▶ _WORK INSTRUCTIONS_
The records that follow are to be reproduced exactly. Any pictures in them are left out.

Dataset rows describing interfaces
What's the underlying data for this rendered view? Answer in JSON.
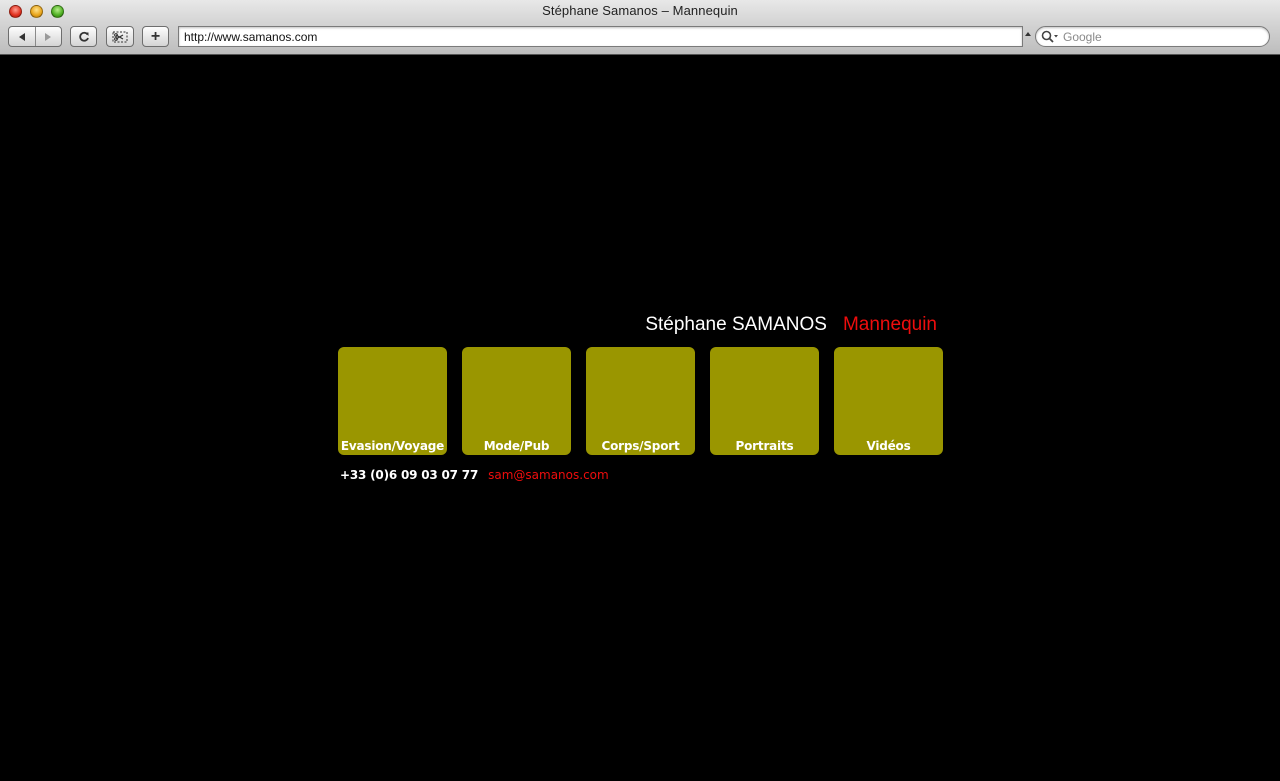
{
  "window": {
    "title": "Stéphane Samanos – Mannequin"
  },
  "toolbar": {
    "back_icon": "back-arrow-icon",
    "forward_icon": "forward-arrow-icon",
    "reload_icon": "reload-icon",
    "snippet_icon": "web-clip-icon",
    "add_icon": "plus-icon",
    "add_label": "+"
  },
  "address_bar": {
    "url": "http://www.samanos.com"
  },
  "search": {
    "placeholder": "Google"
  },
  "page": {
    "name": "Stéphane SAMANOS",
    "role": "Mannequin",
    "tiles": [
      {
        "label": "Evasion/Voyage"
      },
      {
        "label": "Mode/Pub"
      },
      {
        "label": "Corps/Sport"
      },
      {
        "label": "Portraits"
      },
      {
        "label": "Vidéos"
      }
    ],
    "phone": "+33 (0)6 09 03 07 77",
    "email": "sam@samanos.com"
  },
  "colors": {
    "background": "#000000",
    "tile": "#9a9600",
    "accent_red": "#ee0d0d",
    "text_white": "#ffffff"
  }
}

▶ _RESULT OF THE EXERCISE_
What's the underlying data for this rendered view? Answer in JSON.
{
  "window": {
    "title": "Stéphane Samanos – Mannequin"
  },
  "toolbar": {
    "back_icon": "back-arrow-icon",
    "forward_icon": "forward-arrow-icon",
    "reload_icon": "reload-icon",
    "snippet_icon": "web-clip-icon",
    "add_icon": "plus-icon",
    "add_label": "+"
  },
  "address_bar": {
    "url": "http://www.samanos.com"
  },
  "search": {
    "placeholder": "Google"
  },
  "page": {
    "name": "Stéphane SAMANOS",
    "role": "Mannequin",
    "tiles": [
      {
        "label": "Evasion/Voyage"
      },
      {
        "label": "Mode/Pub"
      },
      {
        "label": "Corps/Sport"
      },
      {
        "label": "Portraits"
      },
      {
        "label": "Vidéos"
      }
    ],
    "phone": "+33 (0)6 09 03 07 77",
    "email": "sam@samanos.com"
  },
  "colors": {
    "background": "#000000",
    "tile": "#9a9600",
    "accent_red": "#ee0d0d",
    "text_white": "#ffffff"
  }
}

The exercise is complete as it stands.